Turkish President Recep Tayyip Erdoğan began to use the slogan “The world is bigger than five” (Dünya beşten büyüktür) in his international speeches in the last few years. The slogan was first used by President Erdoğan in 2013 and repeated many times in the subsequent years. Erdoğan used this phrase especially during his UN speeches in order to take support from other countries. Although Turkey so far was unable to develop a concrete foreign policy based on this slogan and its implications, expectations and plans for reforming the United Nations (UN) could become more popular in the near future. In this piece, I’ll try to analyze why this slogan is crucially important and necessary for a better future.
United Nations was established after the Second World War in accordance with the post-war conditions. Accordingly, United States of America, Soviet Union (USSR), United Kingdom, France, and Taiwan became permanent members of the UN Security Council (they are called as P5 countries). However, UN was able to reform itself in time; for instance, in the early 1970s (1971), People’s Republic of China replaced Taiwan in the Security Council. Moreover, Russian Federation succeeded Soviet Union after the dissolution of USSR in the early 1990s (1991). These two changes prove that UN could reform itself with reasonable arguments and consensus.

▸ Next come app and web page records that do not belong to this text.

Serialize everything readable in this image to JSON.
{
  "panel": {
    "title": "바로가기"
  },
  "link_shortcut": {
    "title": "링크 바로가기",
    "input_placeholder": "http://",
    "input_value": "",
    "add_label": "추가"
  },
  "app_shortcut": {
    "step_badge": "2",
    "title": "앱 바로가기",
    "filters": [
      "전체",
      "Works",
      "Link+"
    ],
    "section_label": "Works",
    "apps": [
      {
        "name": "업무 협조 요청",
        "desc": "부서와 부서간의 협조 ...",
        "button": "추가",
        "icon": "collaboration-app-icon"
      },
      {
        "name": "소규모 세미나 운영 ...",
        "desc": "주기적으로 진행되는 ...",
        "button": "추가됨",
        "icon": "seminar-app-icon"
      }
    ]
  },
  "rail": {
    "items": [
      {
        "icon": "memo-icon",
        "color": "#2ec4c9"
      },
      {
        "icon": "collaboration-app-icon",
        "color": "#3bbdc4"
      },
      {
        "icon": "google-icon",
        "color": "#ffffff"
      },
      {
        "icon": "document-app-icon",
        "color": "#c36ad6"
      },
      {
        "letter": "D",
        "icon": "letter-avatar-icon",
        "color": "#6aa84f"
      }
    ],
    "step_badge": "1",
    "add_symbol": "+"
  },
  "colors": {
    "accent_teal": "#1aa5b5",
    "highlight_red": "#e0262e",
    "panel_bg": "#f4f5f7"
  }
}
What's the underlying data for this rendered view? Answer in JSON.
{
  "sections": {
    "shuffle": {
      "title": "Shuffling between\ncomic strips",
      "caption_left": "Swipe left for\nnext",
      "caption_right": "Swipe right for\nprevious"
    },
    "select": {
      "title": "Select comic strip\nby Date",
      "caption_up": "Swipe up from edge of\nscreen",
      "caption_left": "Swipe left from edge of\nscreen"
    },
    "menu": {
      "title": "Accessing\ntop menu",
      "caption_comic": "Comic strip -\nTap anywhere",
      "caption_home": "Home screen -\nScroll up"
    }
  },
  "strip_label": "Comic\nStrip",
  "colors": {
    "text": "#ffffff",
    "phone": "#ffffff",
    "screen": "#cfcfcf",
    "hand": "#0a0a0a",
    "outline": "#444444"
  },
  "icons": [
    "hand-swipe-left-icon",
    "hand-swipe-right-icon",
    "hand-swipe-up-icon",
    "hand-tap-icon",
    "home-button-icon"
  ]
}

UN so far was unable to solve major political problems in the world including Israel-Palestine Conflict, Cyprus Dispute, Kashmir Conflict, and Nagorno-Karabakh Dispute. This was caused by P5 countries’ political preferences and their indifference towards other countries’ and nations’ sufferings. In many times, one country was able to block the UN Security Council to make a decision because of its national interests or historical rivalry towards another state. That is why, Turkish President’s slogan in fact carries a very important and politically correct message: we cannot create a peaceful world when 5 countries have right to decide over the future of other 192-193 states. I should admit that, as an academic it is very hard to explain to my students why millions of Muslims, Hindus, and Jews are not represented in the UN Security Council and only Christian nations and China were given such privilege. That is why, Turkey could actually turn this slogan into a macro reform project for the UN. In that case, it is much easier to abolish the UN Security Council and to transform UN General Assembly into a world parliament (as it was hoped by Immanuel Kant long decades ago) where all decisions could be taken by 2/3 majority in voting. If this happens, naturally, all countries will increase their diplomatic efforts and lobbying activities towards other countries. This will not only increase UN’s legitimacy, but also boost peace in global politics. Moreover, diplomacy and the study of International Relations will also develop during this process since all countries will try to improve their legitimacy and take more support from other countries by making academic studies and diplomatic activities.
For all these reasons, I think reforming the UN should be the top priority of all states in the 21st century. Otherwise, clashes of national interests and the structure of P5 will lead us towards new wars and conflicts in addition to existing ones in the following years. For many, this slogan and political ideal might be conceived too idealistic for the moment; but remember that just few decades ago male-female equality and racial equality were also unthinkable in many states. However, nowadays UN and all states work together in order to provide gender equality and prevention of racial discrimination. So, equality of states could also be a very reasonable argument in the near future in case Turkey is politically supported by other countries. Especially Russia and China, two countries trying to become more influential in global politics could support the Turkish cause; because this might lead these two countries to take more support from developing countries (especially in Africa) and diminish criticism towards their domestic regimes.
Assoc. Prof. Ozan ÖRMECİ